I Would (Not)

There’s things I’ve said I’d not want, or never do, or never be, and saw such things as negative, and nonetheless I’ve ended up wanting, doing, or becoming many of them.

‘I’d never study at ____ , such an shallow place’
‘I’d never stop talking with ____ , it means a lot to me’
‘I’d never put ____ before ____ , its a matter of principles’
‘I’d never want to learn about ____ , or stuff related to it’
‘I’d never become like ____ , it gets on my nerves’
‘I’d never dedicate myself to ____, such an meaningless way of life’
‘I’d never like anyone that isn’t ____

And many others mental statements like that…

Then there’s the things I’ve wanted to pursue, or thought to myself that I must want, do, or become, which are the things I ended up myself achieving the less, or not at all. For some reason it was apparently more probable for me to get to do something I say I must not do, or rather not do, than getting to something I say I must do or I want to do.

Then I came to the realization that some of the things I’ve said ‘not’ to do before, were part of how I really was, or am, things I had forgotten that were part of what defined myself, but no matter how much I tried fighting against them, I’d end up drawn back to them.
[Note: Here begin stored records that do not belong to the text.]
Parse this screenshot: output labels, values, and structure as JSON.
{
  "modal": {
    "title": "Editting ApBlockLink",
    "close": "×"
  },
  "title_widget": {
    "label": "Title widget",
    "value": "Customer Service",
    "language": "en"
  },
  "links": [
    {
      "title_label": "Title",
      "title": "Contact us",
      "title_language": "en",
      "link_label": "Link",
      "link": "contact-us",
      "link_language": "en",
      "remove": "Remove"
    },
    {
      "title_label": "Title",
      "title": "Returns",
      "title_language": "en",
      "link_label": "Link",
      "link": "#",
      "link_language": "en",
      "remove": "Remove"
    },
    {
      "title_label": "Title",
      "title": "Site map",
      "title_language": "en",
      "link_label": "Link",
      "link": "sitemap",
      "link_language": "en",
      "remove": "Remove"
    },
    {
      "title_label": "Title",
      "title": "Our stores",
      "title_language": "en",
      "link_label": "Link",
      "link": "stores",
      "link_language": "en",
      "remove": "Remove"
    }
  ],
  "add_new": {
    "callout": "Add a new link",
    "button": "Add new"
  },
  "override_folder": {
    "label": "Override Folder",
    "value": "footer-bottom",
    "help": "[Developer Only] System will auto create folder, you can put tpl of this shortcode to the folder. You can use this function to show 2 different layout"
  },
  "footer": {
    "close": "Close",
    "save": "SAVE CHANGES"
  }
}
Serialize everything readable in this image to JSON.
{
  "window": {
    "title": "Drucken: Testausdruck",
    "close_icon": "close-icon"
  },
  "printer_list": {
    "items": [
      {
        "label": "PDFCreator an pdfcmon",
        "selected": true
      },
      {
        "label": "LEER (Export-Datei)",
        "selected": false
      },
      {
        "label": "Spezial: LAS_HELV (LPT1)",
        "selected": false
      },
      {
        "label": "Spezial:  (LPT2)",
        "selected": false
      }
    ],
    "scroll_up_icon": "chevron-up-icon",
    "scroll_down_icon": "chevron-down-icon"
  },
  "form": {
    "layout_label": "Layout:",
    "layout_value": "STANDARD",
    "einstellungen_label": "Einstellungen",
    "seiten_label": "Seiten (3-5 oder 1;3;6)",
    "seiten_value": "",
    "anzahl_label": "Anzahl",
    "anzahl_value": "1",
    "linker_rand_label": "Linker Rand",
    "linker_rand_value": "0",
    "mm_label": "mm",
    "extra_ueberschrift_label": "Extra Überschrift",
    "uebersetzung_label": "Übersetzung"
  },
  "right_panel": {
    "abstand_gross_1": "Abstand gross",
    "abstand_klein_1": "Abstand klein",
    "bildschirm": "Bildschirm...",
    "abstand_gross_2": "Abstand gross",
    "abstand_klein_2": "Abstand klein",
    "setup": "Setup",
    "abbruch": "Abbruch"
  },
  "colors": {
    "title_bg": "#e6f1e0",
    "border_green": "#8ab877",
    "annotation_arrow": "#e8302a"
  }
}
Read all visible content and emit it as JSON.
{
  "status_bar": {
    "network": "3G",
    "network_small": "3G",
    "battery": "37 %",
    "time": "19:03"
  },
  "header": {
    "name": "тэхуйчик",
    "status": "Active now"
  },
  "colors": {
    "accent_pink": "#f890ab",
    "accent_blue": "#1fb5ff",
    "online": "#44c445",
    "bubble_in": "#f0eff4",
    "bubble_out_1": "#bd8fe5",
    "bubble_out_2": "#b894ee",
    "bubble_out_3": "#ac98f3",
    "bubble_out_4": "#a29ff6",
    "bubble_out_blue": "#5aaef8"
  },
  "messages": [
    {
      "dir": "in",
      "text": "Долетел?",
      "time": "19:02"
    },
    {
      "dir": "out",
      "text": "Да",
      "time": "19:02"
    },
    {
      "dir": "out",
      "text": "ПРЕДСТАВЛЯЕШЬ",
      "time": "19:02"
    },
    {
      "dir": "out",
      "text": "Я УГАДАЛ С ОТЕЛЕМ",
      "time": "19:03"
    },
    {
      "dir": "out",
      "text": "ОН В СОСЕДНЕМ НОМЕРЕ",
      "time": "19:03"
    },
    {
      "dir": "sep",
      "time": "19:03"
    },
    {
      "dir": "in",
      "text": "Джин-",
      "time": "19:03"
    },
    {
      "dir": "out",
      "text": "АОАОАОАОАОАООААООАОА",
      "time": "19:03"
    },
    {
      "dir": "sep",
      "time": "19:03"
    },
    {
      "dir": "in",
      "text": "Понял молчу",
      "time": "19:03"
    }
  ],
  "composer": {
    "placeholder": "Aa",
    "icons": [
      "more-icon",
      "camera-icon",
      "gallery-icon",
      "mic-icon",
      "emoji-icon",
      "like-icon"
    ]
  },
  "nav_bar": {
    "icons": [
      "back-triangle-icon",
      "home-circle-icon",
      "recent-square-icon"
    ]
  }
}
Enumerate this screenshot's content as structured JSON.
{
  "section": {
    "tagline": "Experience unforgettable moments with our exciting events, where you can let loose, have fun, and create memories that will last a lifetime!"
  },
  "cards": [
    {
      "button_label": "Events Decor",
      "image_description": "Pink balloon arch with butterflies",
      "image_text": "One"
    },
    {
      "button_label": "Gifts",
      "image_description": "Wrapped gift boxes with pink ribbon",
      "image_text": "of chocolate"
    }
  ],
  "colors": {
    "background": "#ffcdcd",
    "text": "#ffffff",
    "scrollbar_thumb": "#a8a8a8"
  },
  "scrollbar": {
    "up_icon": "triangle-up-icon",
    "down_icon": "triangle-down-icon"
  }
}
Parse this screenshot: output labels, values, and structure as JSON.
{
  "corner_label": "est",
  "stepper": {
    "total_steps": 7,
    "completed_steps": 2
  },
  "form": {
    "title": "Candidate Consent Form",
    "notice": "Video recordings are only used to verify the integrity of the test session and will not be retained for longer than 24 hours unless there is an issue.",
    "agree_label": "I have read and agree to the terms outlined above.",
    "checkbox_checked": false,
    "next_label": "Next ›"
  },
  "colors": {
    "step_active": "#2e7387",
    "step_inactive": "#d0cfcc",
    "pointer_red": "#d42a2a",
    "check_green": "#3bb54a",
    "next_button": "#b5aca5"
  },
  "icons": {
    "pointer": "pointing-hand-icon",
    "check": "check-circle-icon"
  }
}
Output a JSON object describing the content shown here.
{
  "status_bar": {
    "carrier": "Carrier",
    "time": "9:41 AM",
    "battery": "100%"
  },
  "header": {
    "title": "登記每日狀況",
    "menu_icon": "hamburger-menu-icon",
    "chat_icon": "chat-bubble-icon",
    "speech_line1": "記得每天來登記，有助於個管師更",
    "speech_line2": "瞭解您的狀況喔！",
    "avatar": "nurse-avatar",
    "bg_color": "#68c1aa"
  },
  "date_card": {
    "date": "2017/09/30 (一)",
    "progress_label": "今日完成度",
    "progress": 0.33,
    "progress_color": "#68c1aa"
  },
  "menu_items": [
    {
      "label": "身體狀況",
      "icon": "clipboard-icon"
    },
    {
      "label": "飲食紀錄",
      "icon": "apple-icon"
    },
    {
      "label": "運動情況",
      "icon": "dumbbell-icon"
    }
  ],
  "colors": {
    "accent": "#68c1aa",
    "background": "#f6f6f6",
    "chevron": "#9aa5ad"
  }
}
Such thoughts, lifestyles, ways of acting and doing things, that were the most like myself, started being eroded away by some external pressures (such as being labeled an outcast, and also the fear of not living up to the expectations many people has in myself), some stupid or broken moral or social imperatives (like, you must be this way if you ever want to amount to anything), and some stupid desire of wanting to live the lives of others and not my own (as in, trying to live, act and work the way the people I admired lived, acted and worked, because I thought that by doing so I’d achieve the success for which I admired them, that it would be easier following their trail, rather than making my own path).

But then I’d always find really hard to adapt myself to such things I and mistakenly saw as good, then feeling bad because of such failed attempts, and then being drawn back with an inmense force to the things I mistakenly saw as bad, but weren’t bad, just were the things most like me, that I forced myself to see as bad just trying to fit in, live up to the expectations of others, and living the lives of others.

The solution of these issues can come down to, trying to ignore the most obnoxious broken moral or social imperatives (self-fulfillment, at the cost of possibly not being what others and society defines as good, or acceptable), trying to be and live with who you are (not shaping your life to the lives of others, their ideas of success or what they perceive as good or acceptable), and not trying to be and live up to what others want you to be and live up to (not shaping your life according to the pressure coming from their expectations, living up to what you, and not others, want of yourself).